City Council members unanimously put their support behind a preliminary plan Monday to use federal dollars to fund local businesses, housing and infrastructure.
The funds are from the $1.9 trillion American Rescue Plan Act passed by Congress in March 2021, from which the city of Fayetteville will receive more than $40 million.
The city will receive the funding in two sets. The first arrived last May, and the next round will come next month, according to the city.
The council accepted a preliminary plan for the first set of dollars at Monday’s agenda session.
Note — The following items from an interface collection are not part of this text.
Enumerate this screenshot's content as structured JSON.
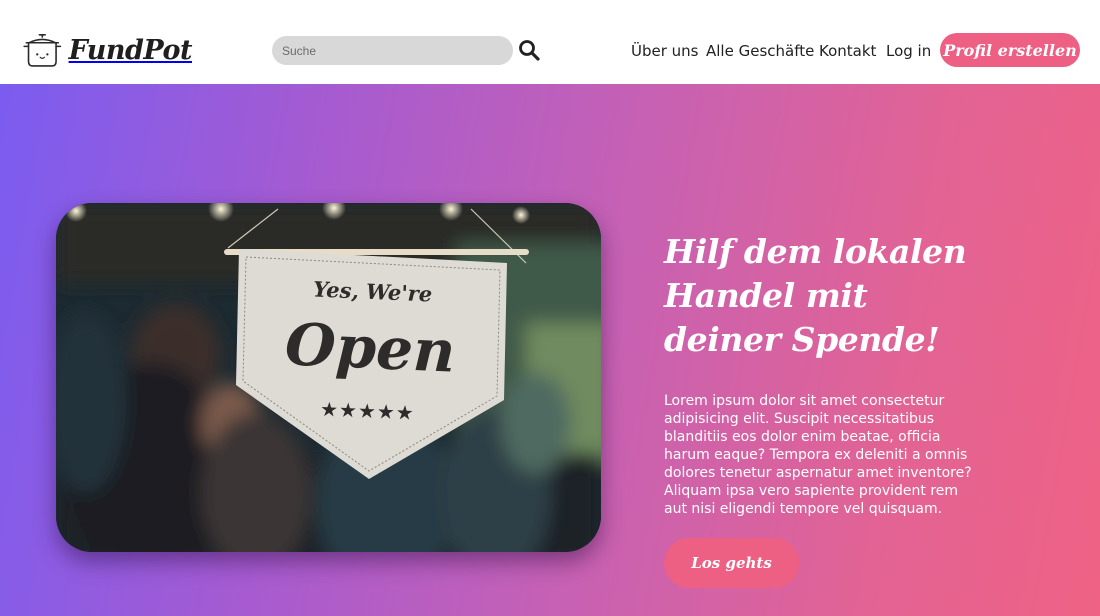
{
  "brand": {
    "name": "FundPot",
    "icon": "cooking-pot-icon"
  },
  "search": {
    "placeholder": "Suche",
    "value": "",
    "icon": "search-icon"
  },
  "nav": {
    "about": "Über uns",
    "shops": "Alle Geschäfte",
    "contact": "Kontakt",
    "login": "Log in",
    "signup": "Profil erstellen"
  },
  "hero": {
    "headline": "Hilf dem lokalen Handel mit deiner Spende!",
    "body": "Lorem ipsum dolor sit amet consectetur adipisicing elit. Suscipit necessitatibus blanditiis eos dolor enim beatae, officia harum eaque? Tempora ex deleniti a omnis dolores tenetur aspernatur amet inventore? Aliquam ipsa vero sapiente provident rem aut nisi eligendi tempore vel quisquam.",
    "cta": "Los gehts",
    "image": {
      "sign_line1": "Yes, We're",
      "sign_line2": "Open",
      "sign_stars": "★★★★★"
    }
  },
  "colors": {
    "accent": "#ee5f84",
    "gradient_start": "#7b5cf0",
    "gradient_end": "#ef6285"
  }
}
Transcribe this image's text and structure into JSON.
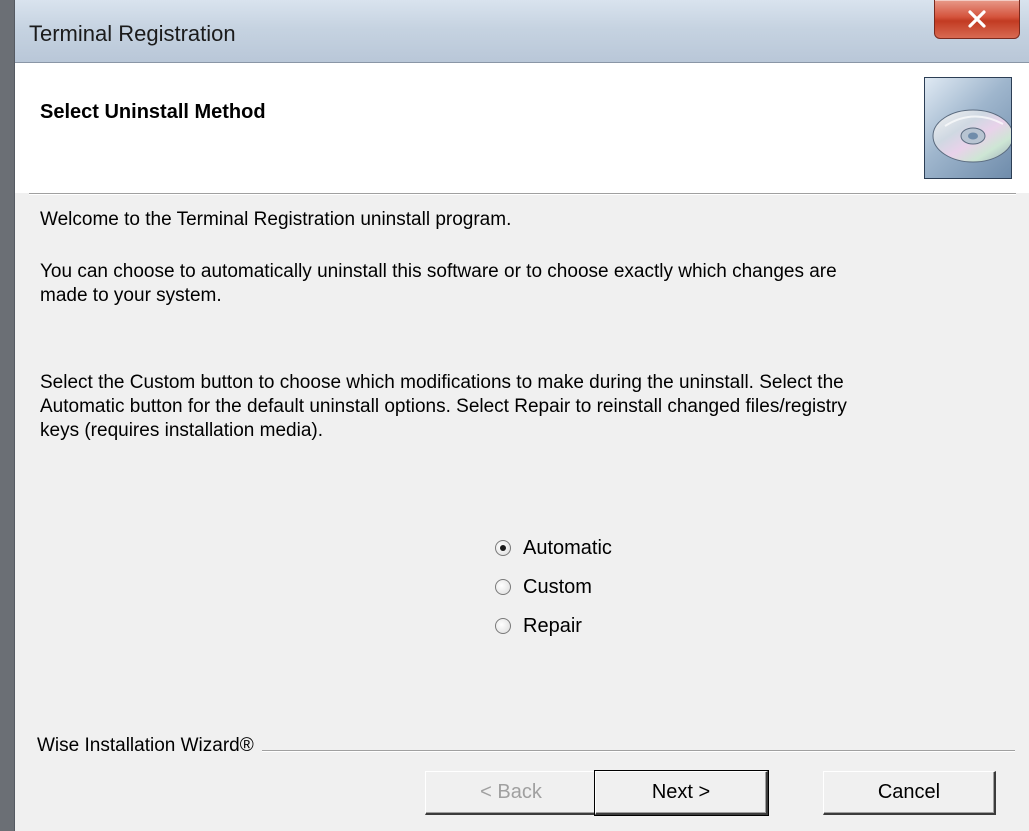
{
  "window": {
    "title": "Terminal Registration"
  },
  "header": {
    "title": "Select Uninstall Method",
    "icon": "cd-disc-icon"
  },
  "body": {
    "welcome": "Welcome to the Terminal Registration uninstall program.",
    "intro_line1": "You can choose to automatically uninstall this software or to choose exactly which changes are",
    "intro_line2": "made to your system.",
    "instr_line1": "Select the Custom button to choose which modifications to make during the uninstall. Select the",
    "instr_line2": "Automatic button for the default uninstall options. Select Repair to reinstall changed files/registry",
    "instr_line3": "keys (requires installation media)."
  },
  "options": [
    {
      "label": "Automatic",
      "checked": true
    },
    {
      "label": "Custom",
      "checked": false
    },
    {
      "label": "Repair",
      "checked": false
    }
  ],
  "footer": {
    "wizard_label": "Wise Installation Wizard®"
  },
  "buttons": {
    "back": "< Back",
    "next": "Next >",
    "cancel": "Cancel"
  },
  "colors": {
    "close_button": "#c23b22",
    "dialog_bg": "#f0f0f0",
    "header_bg": "#ffffff"
  }
}
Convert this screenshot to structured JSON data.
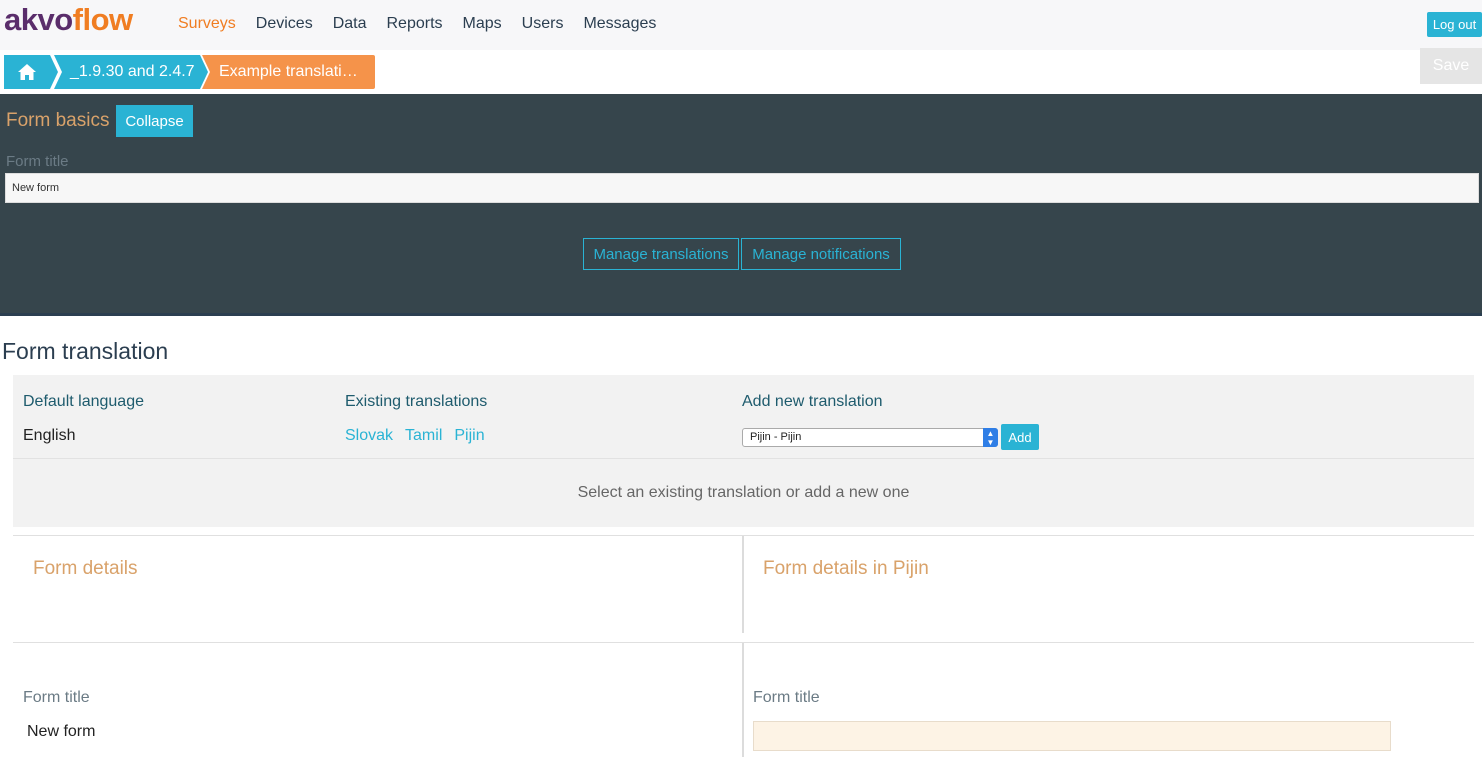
{
  "app": {
    "logo_part1": "akvo",
    "logo_part2": "flow",
    "colors": {
      "accent": "#2ab3d4",
      "brand_orange": "#f07d22",
      "dark_panel": "#36454c"
    }
  },
  "nav": {
    "items": [
      "Surveys",
      "Devices",
      "Data",
      "Reports",
      "Maps",
      "Users",
      "Messages"
    ],
    "active": "Surveys",
    "logout_label": "Log out"
  },
  "breadcrumb": {
    "home_icon": "home-icon",
    "items": [
      "_1.9.30 and 2.4.7",
      "Example translati…"
    ]
  },
  "toolbar": {
    "save_label": "Save"
  },
  "form_basics": {
    "title": "Form basics",
    "collapse_label": "Collapse",
    "form_title_label": "Form title",
    "form_title_value": "New form",
    "manage_translations_label": "Manage translations",
    "manage_notifications_label": "Manage notifications"
  },
  "translation": {
    "heading": "Form translation",
    "default_language_label": "Default language",
    "default_language_value": "English",
    "existing_label": "Existing translations",
    "existing": [
      "Slovak",
      "Tamil",
      "Pijin"
    ],
    "add_new_label": "Add new translation",
    "select_value": "Pijin - Pijin",
    "add_label": "Add",
    "hint": "Select an existing translation or add a new one"
  },
  "details": {
    "left_title": "Form details",
    "right_title": "Form details in Pijin",
    "left_field_label": "Form title",
    "left_field_value": "New form",
    "right_field_label": "Form title",
    "right_field_value": ""
  }
}
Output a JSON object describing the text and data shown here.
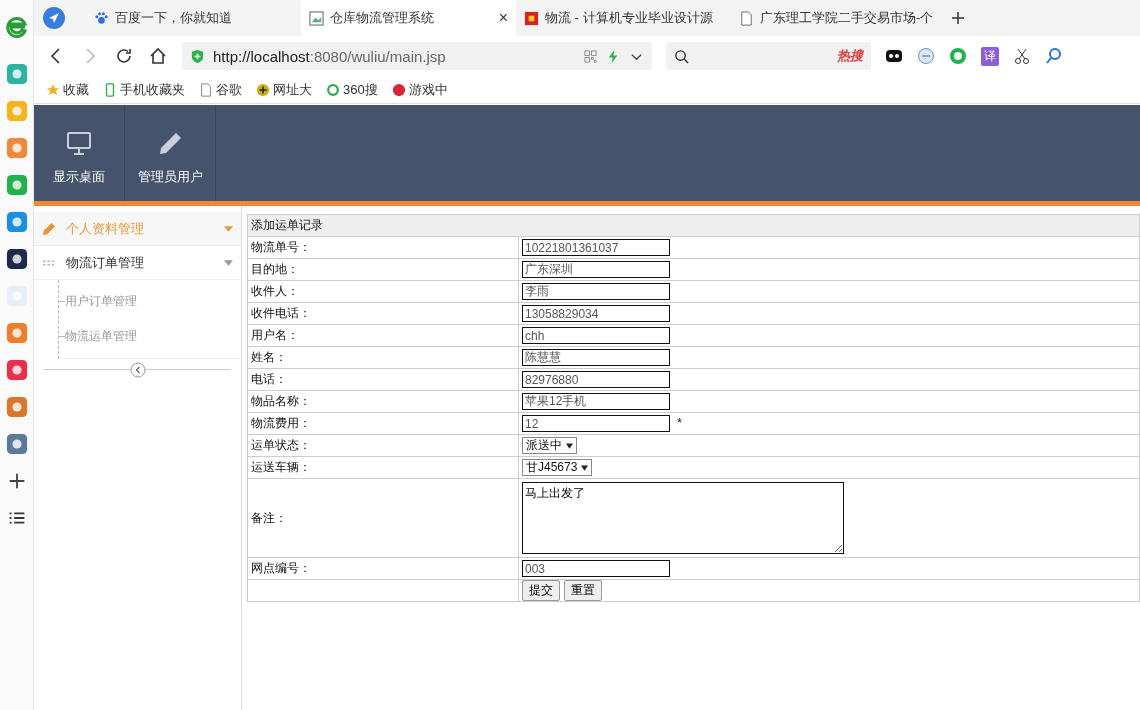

Once city officials finalize details for the federal funding, a detailed report will be presented to the council.
ARPA can be used on initiatives involving response to COVID-19, local income loss due to the pandemic and investments in water, sewer or broadband infrastructure.
According to federal guidelines, ARPA funds must be earmarked for a specific purpose by the end of 2024, and the dollars must be spent by 2026’s close.
Where the money will go Each focus area — business, housing and infrastructure — will get $5 million from the first batch of $20 million from ARPA. The other $5 million will be used for administrative purposes.
Plans for the business portion include loans and grants for businesses and child care assistance.
The $5 million for housing would go to nonprofit agencies that service low- to moderate-income households.
A portion of the housing dollars would also go to a housing trust fund that would, among other things, fund construction of housing for households earning 80% of the area median income or less.
Council member D.J. Haire asked that city officials focus on housing near Amazon’s new plant currently under construction. The online retail powerhouse is projected to create up to 500 jobs by the time operation begins, Carolina Public Press previously reported.
Infrastructure funds would be used as contributions to existing construction associated with stormwater mitigation and renovations to public buildings, among other projects.
Some of the dollars would be used as matching funds with other federal programs, which would allow for increased investment, Assistant City Manager Adam Lindsay said.
“We are facing an opportunity to make a major, major advancement ahead in those projects if we spend the dollars in a strategic way,” Lindsay said.
“We can take those same dollars and turn them into a match, which means that leverages those dollars into a potential 5-to-1 ratio.”